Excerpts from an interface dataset
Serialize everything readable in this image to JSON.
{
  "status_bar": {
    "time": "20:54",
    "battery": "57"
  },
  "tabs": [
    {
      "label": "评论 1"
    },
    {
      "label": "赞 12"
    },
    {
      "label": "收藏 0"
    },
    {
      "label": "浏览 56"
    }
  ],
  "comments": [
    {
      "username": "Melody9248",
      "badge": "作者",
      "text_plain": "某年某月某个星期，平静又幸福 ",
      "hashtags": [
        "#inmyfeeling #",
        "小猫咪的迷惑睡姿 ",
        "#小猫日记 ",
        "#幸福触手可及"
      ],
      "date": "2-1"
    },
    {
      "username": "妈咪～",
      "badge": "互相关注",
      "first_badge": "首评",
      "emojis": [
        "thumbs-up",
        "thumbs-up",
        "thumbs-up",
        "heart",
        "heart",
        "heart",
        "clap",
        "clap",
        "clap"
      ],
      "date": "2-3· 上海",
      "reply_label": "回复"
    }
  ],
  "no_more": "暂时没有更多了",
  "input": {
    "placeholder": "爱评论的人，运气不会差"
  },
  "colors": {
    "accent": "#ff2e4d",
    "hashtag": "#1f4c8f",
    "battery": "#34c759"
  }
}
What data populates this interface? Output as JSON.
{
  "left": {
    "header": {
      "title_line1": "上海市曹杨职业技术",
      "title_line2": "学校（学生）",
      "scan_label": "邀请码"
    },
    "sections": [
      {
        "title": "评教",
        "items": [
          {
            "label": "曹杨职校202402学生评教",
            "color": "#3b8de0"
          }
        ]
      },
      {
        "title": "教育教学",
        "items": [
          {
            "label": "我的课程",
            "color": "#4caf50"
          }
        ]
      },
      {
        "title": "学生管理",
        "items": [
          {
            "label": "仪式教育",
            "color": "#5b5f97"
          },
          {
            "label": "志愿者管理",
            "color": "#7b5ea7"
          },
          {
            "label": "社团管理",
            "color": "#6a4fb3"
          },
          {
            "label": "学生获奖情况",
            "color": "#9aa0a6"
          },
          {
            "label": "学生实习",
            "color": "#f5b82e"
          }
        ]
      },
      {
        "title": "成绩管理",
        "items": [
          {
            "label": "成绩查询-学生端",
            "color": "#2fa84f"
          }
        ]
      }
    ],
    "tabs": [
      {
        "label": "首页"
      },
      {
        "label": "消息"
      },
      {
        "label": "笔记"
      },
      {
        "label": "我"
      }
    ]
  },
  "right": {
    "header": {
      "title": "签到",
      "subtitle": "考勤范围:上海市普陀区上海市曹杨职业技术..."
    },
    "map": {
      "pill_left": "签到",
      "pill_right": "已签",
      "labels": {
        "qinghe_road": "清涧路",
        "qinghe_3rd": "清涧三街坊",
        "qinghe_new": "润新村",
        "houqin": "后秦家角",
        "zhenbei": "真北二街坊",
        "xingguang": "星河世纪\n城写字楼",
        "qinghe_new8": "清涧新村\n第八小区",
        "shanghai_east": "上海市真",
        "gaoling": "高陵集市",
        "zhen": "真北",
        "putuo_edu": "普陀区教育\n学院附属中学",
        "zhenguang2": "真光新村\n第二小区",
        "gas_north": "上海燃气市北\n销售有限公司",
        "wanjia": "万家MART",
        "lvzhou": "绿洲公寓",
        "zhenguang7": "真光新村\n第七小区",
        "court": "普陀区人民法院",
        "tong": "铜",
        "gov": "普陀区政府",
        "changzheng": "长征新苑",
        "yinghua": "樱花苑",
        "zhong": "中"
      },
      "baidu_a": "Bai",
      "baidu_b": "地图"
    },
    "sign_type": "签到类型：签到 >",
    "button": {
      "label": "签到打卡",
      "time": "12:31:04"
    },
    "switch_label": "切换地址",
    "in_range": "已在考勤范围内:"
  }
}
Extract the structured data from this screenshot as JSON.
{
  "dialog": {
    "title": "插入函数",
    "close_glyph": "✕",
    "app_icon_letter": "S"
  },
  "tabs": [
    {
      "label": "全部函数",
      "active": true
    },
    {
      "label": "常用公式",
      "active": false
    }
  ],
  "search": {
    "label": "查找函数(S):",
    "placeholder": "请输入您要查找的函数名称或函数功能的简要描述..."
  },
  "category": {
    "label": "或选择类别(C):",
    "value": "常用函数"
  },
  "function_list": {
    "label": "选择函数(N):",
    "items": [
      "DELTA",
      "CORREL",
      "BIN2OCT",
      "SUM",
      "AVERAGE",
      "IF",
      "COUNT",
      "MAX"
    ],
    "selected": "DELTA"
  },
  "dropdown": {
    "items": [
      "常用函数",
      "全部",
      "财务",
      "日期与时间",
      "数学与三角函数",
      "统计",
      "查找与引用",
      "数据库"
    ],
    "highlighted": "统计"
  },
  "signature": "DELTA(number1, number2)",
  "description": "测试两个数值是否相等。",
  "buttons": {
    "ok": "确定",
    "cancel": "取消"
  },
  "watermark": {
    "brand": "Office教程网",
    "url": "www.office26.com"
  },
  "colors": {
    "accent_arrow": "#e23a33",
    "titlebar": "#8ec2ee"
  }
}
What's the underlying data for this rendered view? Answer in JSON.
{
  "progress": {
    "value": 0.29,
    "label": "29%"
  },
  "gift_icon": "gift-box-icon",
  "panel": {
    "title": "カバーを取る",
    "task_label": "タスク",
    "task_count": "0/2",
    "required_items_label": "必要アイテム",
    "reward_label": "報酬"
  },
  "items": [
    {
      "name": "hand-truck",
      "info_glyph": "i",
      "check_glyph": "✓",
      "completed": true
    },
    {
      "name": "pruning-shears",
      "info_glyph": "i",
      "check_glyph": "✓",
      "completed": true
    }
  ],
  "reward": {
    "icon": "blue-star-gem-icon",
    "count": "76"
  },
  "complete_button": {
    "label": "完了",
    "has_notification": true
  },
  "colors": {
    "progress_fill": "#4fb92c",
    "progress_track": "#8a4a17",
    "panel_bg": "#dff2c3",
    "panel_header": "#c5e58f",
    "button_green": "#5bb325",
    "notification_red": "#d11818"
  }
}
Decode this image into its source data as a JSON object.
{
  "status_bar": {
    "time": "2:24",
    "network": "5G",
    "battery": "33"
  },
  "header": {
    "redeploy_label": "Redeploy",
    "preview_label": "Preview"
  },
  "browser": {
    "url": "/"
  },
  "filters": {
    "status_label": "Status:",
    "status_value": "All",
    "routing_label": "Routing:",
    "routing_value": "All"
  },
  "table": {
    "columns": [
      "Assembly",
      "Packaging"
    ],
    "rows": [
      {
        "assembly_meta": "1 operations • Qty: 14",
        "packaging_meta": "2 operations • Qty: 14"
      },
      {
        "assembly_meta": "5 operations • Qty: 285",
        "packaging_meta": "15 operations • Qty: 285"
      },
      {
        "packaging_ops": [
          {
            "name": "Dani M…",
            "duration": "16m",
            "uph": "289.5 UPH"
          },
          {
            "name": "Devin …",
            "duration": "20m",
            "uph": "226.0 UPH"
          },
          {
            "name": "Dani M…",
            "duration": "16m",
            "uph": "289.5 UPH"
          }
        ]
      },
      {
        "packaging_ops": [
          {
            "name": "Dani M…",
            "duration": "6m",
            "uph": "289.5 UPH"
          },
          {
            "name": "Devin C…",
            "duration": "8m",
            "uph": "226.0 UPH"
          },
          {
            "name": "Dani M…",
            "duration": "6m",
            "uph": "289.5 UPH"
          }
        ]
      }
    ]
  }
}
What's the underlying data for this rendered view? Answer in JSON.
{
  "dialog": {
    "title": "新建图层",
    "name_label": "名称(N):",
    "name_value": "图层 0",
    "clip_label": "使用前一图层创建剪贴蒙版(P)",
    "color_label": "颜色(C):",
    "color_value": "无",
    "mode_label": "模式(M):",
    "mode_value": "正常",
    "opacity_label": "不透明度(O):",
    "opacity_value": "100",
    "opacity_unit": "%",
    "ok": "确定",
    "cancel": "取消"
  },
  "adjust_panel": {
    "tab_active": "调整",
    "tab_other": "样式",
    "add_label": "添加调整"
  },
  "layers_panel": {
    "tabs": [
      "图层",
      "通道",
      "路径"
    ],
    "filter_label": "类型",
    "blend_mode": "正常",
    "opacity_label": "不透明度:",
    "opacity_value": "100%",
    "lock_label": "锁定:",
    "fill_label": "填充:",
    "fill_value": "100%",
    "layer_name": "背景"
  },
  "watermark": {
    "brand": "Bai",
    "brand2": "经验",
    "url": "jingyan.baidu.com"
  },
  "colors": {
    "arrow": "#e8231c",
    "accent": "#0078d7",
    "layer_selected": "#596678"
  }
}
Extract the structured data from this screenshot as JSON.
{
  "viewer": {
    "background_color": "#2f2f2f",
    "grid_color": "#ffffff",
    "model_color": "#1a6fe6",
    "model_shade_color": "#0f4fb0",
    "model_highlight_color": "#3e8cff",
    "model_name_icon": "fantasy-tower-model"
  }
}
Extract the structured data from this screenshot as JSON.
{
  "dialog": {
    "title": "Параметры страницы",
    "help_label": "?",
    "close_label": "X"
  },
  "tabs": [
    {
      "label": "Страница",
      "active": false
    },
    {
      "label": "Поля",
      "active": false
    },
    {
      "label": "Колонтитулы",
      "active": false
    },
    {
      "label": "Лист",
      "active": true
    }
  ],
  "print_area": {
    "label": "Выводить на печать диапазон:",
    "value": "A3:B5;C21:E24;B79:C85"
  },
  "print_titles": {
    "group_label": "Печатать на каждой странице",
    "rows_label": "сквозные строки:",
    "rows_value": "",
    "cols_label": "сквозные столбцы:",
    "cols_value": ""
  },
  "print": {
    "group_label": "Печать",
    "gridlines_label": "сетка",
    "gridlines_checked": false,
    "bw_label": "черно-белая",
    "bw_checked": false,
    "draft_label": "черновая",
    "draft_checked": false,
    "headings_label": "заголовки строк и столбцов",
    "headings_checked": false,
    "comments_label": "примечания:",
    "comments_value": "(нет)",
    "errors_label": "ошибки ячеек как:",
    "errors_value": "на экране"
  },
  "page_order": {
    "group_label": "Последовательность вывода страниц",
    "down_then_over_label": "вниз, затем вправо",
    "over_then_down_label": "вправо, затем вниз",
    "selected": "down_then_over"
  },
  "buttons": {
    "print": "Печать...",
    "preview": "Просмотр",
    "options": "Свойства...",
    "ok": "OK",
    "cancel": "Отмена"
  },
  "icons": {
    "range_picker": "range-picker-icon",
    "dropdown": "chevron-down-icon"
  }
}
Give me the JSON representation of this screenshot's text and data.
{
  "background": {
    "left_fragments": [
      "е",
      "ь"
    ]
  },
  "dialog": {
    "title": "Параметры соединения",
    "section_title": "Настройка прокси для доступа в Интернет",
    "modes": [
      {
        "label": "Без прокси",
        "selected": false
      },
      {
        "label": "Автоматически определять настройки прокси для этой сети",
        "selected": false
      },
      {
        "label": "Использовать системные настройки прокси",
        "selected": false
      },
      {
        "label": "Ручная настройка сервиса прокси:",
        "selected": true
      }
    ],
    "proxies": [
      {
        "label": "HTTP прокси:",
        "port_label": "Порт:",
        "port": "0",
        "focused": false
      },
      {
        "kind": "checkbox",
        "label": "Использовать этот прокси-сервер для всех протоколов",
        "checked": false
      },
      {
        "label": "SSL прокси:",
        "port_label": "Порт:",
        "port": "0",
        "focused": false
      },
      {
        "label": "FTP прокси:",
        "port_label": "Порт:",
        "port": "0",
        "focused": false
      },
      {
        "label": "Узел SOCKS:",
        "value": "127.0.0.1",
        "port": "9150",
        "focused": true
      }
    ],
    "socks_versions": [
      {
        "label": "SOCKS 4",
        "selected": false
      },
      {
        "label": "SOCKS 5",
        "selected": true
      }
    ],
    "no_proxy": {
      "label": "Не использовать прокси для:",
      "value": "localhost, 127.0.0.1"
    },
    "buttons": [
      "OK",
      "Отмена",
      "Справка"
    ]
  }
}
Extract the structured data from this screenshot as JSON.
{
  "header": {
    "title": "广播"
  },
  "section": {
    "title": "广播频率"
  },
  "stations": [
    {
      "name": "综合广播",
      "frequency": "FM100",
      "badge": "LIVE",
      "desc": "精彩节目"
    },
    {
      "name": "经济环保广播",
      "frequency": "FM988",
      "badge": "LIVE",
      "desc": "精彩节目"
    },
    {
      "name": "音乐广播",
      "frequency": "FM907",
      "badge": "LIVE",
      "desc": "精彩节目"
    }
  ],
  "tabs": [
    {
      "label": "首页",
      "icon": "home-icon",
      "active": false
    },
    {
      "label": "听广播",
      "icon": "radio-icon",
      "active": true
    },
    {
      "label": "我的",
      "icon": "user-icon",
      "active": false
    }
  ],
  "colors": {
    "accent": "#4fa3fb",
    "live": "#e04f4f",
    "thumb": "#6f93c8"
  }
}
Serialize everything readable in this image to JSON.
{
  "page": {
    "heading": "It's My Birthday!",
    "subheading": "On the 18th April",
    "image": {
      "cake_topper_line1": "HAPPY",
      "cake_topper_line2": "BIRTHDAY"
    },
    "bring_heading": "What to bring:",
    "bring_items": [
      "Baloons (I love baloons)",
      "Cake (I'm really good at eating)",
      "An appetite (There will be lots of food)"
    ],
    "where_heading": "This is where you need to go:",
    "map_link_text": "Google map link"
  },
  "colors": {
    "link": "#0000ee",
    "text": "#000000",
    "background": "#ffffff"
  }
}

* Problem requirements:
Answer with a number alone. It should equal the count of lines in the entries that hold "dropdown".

* Solution to this exercise:
2